Figure 3: Normalized intensity (peak area) of the Raman peak at 1126 cm-1 as a function of temperature, as obtained from the full range Raman spectra. Note the intensity decrease with increasing temperature; above 170 °C, this intensity goes to zero.

 

An analysis of the Raman spectra obtained with the high-resolution setup, shown in Figure 4a, confirms that the Raman intensity decreases to zero just like in the case displayed in Figure 3. Figure 4b clearly shows the reversibility of the Brill transition during a heating and cooling cycle, since the Brill Raman bands emerge again when the sample cools below TB.
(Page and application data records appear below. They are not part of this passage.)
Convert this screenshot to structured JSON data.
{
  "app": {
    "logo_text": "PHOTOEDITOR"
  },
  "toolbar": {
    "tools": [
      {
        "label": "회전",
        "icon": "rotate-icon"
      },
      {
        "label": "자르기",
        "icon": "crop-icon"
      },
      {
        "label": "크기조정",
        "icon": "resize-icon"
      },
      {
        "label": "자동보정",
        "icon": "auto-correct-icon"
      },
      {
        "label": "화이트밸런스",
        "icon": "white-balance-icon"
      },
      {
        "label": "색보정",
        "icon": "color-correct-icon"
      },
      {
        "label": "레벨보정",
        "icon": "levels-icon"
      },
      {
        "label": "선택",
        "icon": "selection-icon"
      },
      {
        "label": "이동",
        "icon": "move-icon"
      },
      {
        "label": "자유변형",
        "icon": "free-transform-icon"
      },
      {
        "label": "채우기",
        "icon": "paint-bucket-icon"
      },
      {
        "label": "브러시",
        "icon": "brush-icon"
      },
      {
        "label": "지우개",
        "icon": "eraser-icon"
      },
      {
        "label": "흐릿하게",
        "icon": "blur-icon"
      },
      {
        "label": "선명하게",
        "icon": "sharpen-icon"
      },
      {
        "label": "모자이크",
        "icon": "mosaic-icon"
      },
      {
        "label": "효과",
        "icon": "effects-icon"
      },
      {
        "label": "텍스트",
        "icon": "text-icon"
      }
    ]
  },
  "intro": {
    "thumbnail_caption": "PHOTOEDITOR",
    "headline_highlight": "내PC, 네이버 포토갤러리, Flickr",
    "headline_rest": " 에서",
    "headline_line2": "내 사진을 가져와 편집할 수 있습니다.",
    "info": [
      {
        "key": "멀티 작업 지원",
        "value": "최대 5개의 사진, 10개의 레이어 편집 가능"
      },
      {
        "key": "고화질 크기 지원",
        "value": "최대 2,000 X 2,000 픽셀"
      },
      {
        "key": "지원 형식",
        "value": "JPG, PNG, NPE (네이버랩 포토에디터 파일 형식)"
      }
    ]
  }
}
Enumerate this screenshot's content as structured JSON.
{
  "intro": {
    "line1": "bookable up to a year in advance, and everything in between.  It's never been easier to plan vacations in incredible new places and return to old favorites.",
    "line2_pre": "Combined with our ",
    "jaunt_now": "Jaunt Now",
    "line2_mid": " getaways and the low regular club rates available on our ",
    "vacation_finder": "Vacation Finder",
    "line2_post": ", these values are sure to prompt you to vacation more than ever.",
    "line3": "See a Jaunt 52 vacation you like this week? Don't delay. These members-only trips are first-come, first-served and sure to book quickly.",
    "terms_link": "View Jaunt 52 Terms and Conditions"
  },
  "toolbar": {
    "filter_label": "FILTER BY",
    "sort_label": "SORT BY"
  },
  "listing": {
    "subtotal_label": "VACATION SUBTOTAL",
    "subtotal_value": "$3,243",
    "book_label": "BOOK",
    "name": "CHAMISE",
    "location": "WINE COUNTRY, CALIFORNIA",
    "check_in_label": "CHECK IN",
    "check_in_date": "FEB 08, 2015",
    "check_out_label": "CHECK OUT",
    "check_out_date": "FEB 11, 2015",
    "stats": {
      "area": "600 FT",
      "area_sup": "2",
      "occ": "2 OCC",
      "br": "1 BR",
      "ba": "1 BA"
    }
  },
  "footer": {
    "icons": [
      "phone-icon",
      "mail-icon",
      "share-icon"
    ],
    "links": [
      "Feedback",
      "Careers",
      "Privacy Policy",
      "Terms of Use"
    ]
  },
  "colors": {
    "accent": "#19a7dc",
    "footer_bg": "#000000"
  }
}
Figure 4: Normalized intensity (peak area) of the Raman peak at 1126 cm-1 as a function of temperature, as obtained from the “high resolution” Raman spectra. (a) For increasing temperatures from 120 °C to 200 °C it is possible to see that intensity decreases with increasing temperatures; above 170 °C this intensity converges to zero. (b) For a cycle with increasing and then decreasing temperatures between 120 °C and 200 °C it is possible to see that the Brill transition is a reversible process, since the band at 1126 cm-1 (Brill Raman band) emerges again when the temperature of the sample decreases below the Brill temperature.

 

 

Conclusions
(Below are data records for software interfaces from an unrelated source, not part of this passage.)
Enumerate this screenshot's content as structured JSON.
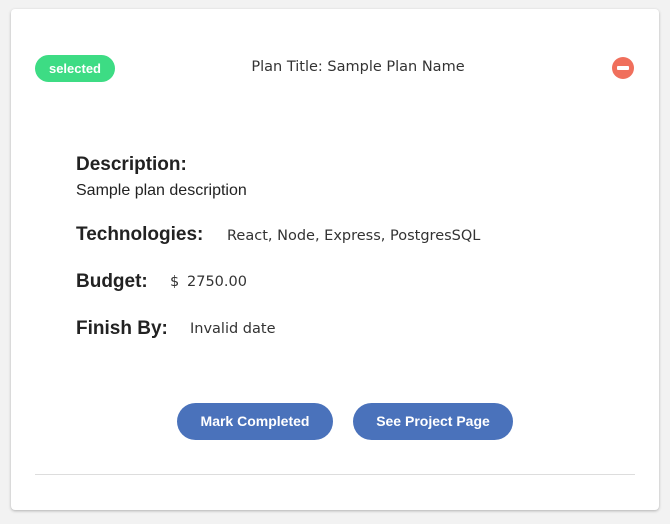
{
  "card": {
    "status_badge": "selected",
    "plan_title": "Plan Title: Sample Plan Name",
    "remove_icon": "minus-circle-icon"
  },
  "details": {
    "description_label": "Description:",
    "description_value": "Sample plan description",
    "technologies_label": "Technologies:",
    "technologies_value": "React, Node, Express, PostgresSQL",
    "budget_label": "Budget:",
    "budget_currency": "$",
    "budget_value": "2750.00",
    "finish_label": "Finish By:",
    "finish_value": "Invalid date"
  },
  "actions": {
    "mark_completed": "Mark Completed",
    "see_project_page": "See Project Page"
  },
  "colors": {
    "badge": "#3ddc84",
    "remove": "#f06f5c",
    "button": "#4a72bb"
  }
}
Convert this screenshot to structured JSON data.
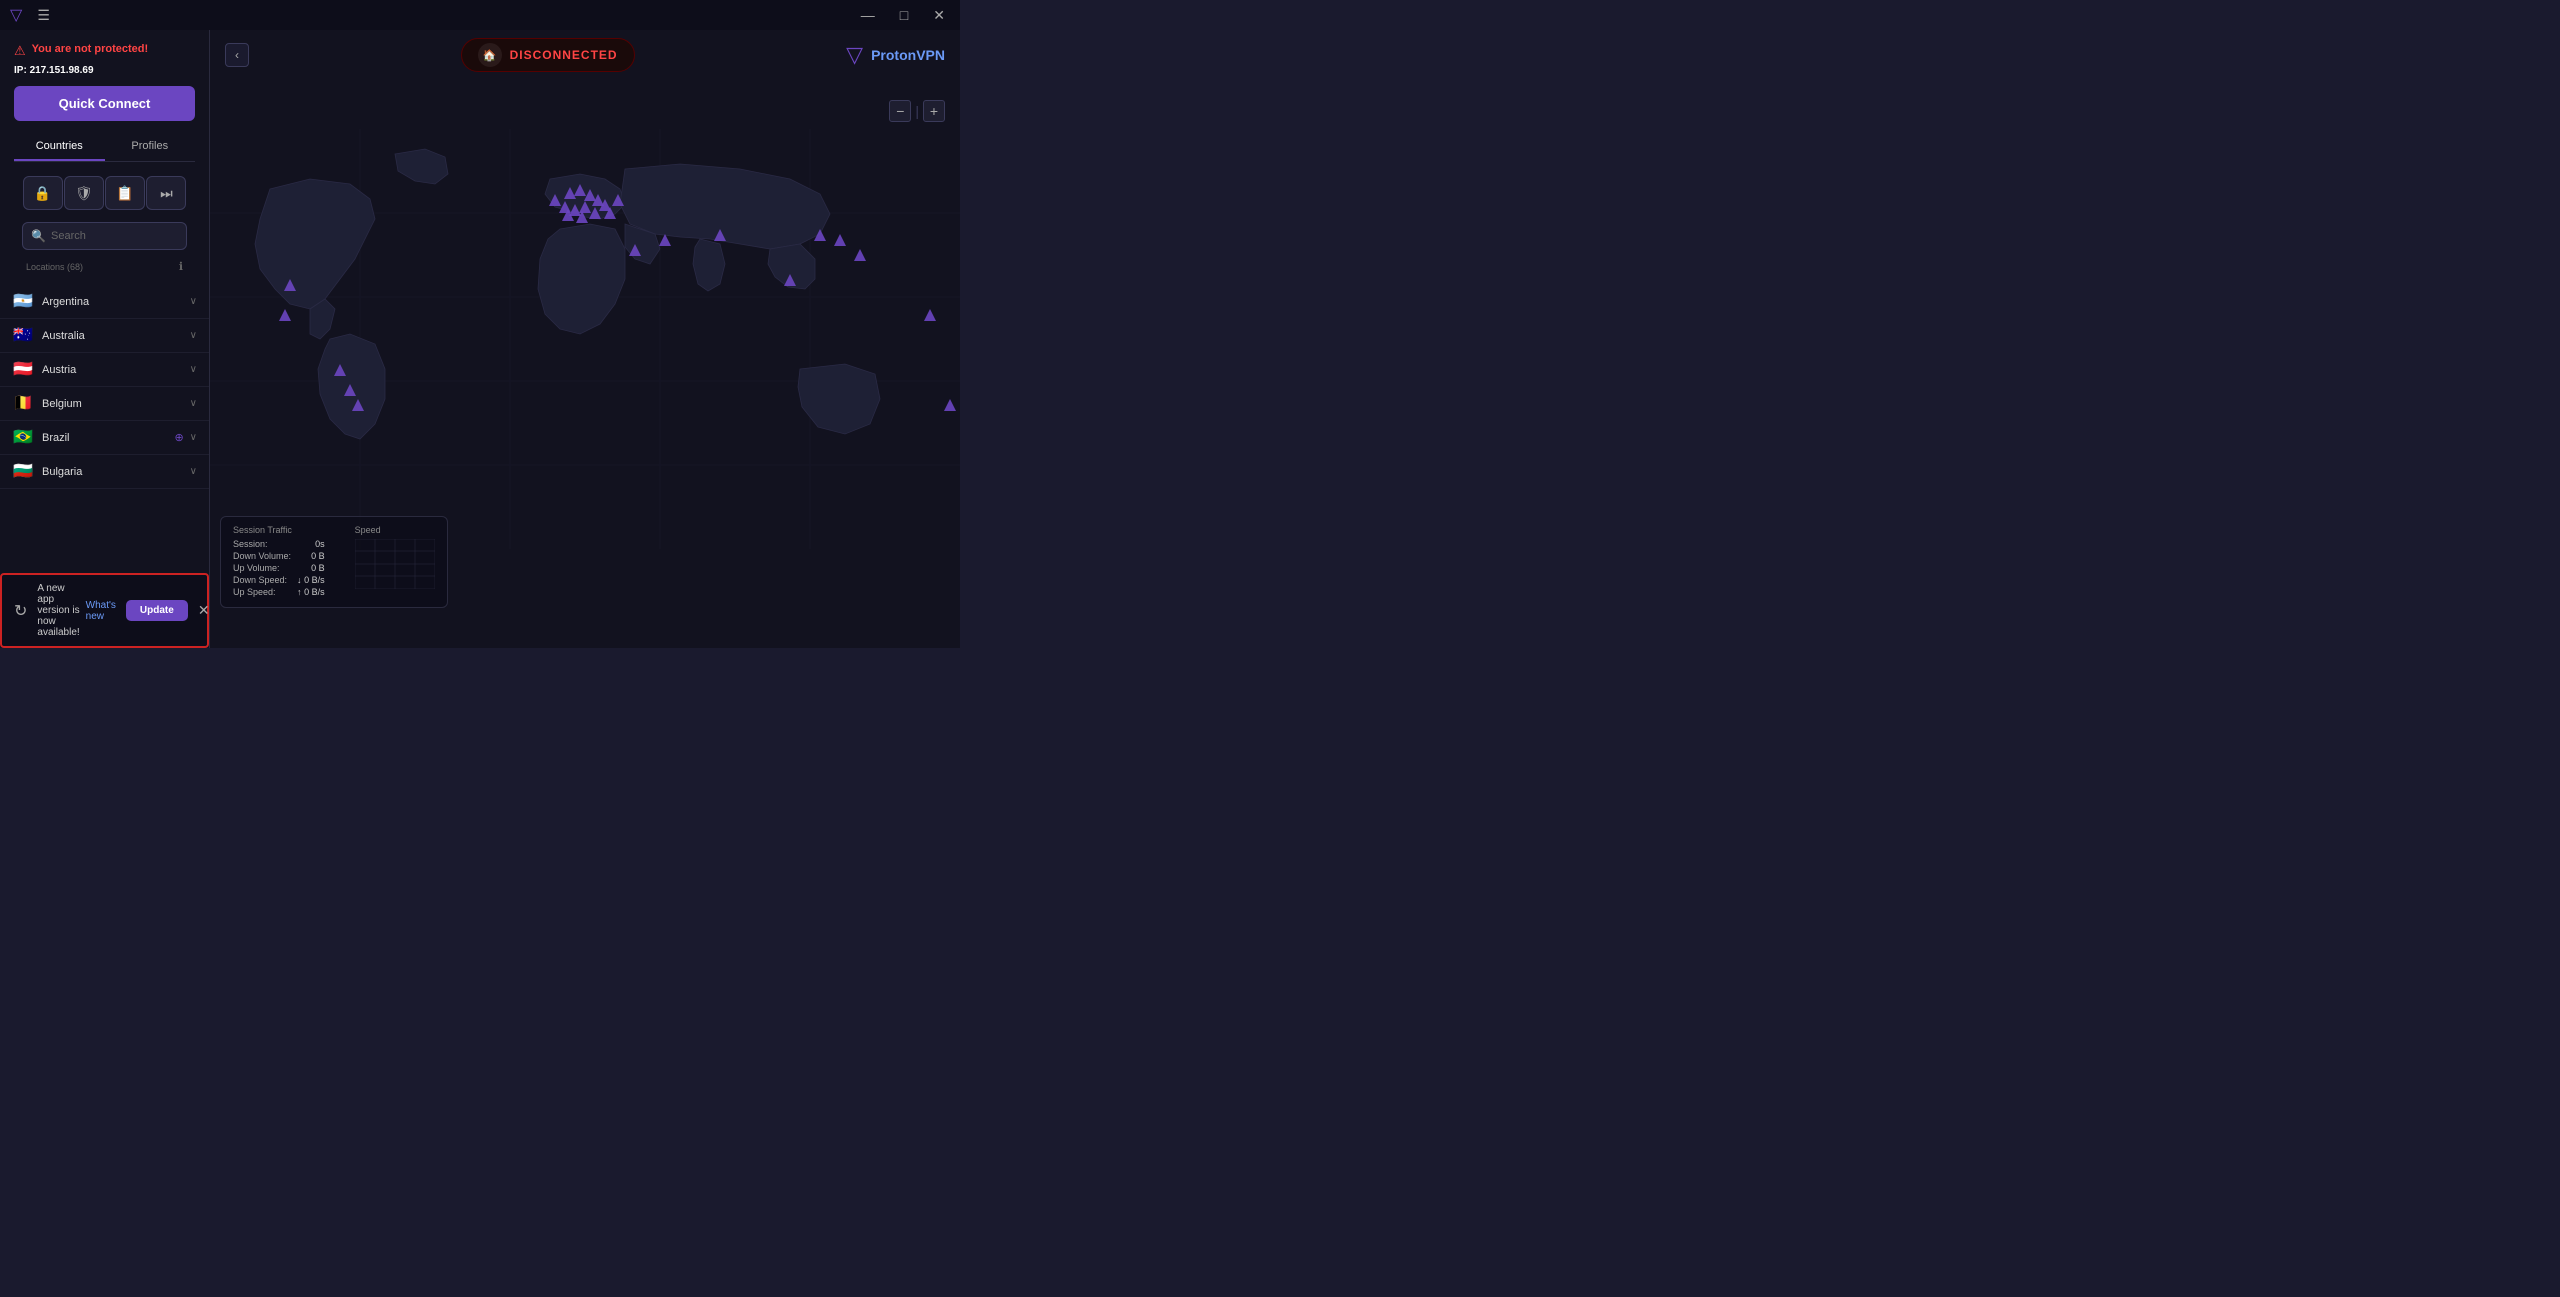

We used Raman spectroscopy to verify the Brill transition and its reversibility in nylon 6,6, the transition happening in the temperature range between 160 °C and 180 °C (7,13). Raman spectra of nylon 6,6 were collected during a heating–cooling cycle in a temperature range between 120 °C and 200 °C, the Brill Raman bands at 1126 cm-1 and 1479 cm-1 being characteristic for the Brill transition. From their Raman intensity data plotted as function of temperature it is possible to conclude that the Brill transition occurs in a temperature range between 120 °C and 200 °C, the Brill Raman bands practically disappearing above 180 °C. We believe that the disappearance of these bands is associated with local melting of the methylene segments, as suggested by Vasanthan and colleagues (7), influencing the skeletal C-C vibration. The reversibility of the intensity data of the Brill Raman bands at 1126 cm-1 and 1479 cm-1 when cooling from temperatures above 180 °C demonstrate that Raman spectroscopy can be successfully used to verify the Brill transition.

References

  • N.G. McCrum, B.E. Read, and G. Williams, Anelastic and Dielectric Effects in Polymeric Solids (Wiley, London, 1967).

  • H.W.J. Starkweather, Nylon Plastics Handbook (Hanser, Munich, Germany, 1995), p. 139.

  •  N. Sharma, B.K. Tripathi, A.K. Shrivastava, and R.S. Chauhan, IJEMS5, 128–139 (2014).

D. Bertoldo Menezes is with the Federal Institute of Triângulo Mineiro in Minas Gerias, Brazil and the Department of Chemistry and Physics of Materials at the University of Salzburg in Salzburg, Austria. A. Reyer and M. Musso are with the Department of Chemistry and Physics of Materials at the University of Salzburg. Direct correspondence to: durval@iftm.edu.br